This week, Malecki Law filed its second FINRA arbitration lawsuit against Henley & Company, LLC on behalf of a group of retirees who lost their money in an apparent Ponzi Scheme. Their arbitration alleges that they were victimized by the brokerage firm’s inadequate supervision over its registered representative, Philip Incorvia, by allowing him to run his alleged Ponzi scheme unchecked out of a Henley branch office.
It is alleged that for nearly fifteen years, Henley failed to supervise Mr. Incorvia as he sold fictitious investments in Jefferson Resources and Vanderbilt Realty out of Henley’s Shoreham, New York office.
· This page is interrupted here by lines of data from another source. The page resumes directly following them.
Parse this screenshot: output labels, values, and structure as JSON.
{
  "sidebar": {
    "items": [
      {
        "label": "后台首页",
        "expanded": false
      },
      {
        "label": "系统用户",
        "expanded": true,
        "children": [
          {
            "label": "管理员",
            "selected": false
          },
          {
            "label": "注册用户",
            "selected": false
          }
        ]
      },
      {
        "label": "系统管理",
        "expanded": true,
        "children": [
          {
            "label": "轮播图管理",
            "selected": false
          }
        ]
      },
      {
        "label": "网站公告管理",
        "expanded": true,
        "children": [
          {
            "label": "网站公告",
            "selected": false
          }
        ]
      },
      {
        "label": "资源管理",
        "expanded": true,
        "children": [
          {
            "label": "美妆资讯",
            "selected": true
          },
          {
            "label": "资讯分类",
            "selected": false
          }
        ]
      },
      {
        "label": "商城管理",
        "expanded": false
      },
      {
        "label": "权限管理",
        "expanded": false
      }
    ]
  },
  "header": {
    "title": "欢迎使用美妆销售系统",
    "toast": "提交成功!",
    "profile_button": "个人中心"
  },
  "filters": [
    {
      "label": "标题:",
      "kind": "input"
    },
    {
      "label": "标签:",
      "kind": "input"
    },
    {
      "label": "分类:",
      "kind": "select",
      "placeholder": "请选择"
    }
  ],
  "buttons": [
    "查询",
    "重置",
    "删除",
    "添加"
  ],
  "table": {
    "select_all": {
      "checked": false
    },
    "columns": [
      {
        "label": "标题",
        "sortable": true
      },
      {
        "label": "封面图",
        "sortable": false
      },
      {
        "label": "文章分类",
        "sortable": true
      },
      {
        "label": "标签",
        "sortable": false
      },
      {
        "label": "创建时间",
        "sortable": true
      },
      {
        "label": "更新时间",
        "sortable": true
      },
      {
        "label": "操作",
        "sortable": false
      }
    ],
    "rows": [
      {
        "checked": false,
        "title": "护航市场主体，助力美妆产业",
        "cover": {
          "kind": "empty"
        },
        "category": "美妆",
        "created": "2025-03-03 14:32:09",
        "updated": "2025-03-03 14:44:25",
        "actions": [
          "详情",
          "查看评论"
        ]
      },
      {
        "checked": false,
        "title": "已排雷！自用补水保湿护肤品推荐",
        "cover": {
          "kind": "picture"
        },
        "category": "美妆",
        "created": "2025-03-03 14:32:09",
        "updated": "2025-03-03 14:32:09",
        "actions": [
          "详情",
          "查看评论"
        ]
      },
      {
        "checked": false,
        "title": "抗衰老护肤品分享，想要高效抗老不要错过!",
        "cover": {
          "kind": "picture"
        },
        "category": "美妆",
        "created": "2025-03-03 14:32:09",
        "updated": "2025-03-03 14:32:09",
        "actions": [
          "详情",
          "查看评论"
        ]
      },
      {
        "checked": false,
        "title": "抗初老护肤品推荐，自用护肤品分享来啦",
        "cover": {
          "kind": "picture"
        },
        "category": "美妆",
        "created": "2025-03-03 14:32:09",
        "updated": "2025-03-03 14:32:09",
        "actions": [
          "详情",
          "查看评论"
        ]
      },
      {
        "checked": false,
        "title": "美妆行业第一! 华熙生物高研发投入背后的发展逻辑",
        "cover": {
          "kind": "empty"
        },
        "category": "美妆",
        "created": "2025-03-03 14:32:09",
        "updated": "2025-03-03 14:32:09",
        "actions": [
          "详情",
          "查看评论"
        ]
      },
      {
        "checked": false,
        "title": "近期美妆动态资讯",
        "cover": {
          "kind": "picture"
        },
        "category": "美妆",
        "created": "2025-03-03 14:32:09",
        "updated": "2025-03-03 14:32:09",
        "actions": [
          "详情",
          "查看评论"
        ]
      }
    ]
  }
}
The scheme was uncovered when he died in August of 2021. Investors not only trusted Mr. Incorvia, but their trust was bolstered because Henley’s documents prominently featured a reassuring connection to Jefferson Resources, lending it a sign of legitimacy. For example, Henley featured Jefferson on much of its correspondence sent to customers, including monthly statements, tax documents, and general letterhead. Malecki Law filed its first lawsuit on behalf of a retiree in October of 2021, claiming losses of $2.5 million. Since then, more Henley customers have come forward after demanding answers and failing to receive financial restitution from Henley.
The five investors who are part of the second group lawsuit, filed this week, are claiming losses in excess of $900,000, and are all elderly retirees from New York, New Jersey, Massachusetts, and Florida. FINRA has already granted the group expedited status to the proceedings due to their senior age, which should help fast track a recovery. Some of the investors in the group were already delayed in learning about the scheme because it appears Henley failed to notify them of the fraud, which several of its corporate officers named in the lawsuit were believed to have known about for several weeks or months following Mr. Incorvia’s death. In November 2021, it is alleged that Henley further sent out a misleading letter to its customers, suggesting that they could recover their lost investment funds through an insurance policy benefitting Mr. Incorvia’s personal estate. Henley’s letter failed to mention that the investors seeking a recovery against the estate would likely not have legal standing to bring a claim, since the alleged investments were in the names of a companies, not Mr. Incorvia personally. The letter also omitted that Henley had apparently already sought to claim the proceeds of the policy for itself under contractual indemnification and contribution clauses within Henley’s own employment agreements with Mr. Incorvia.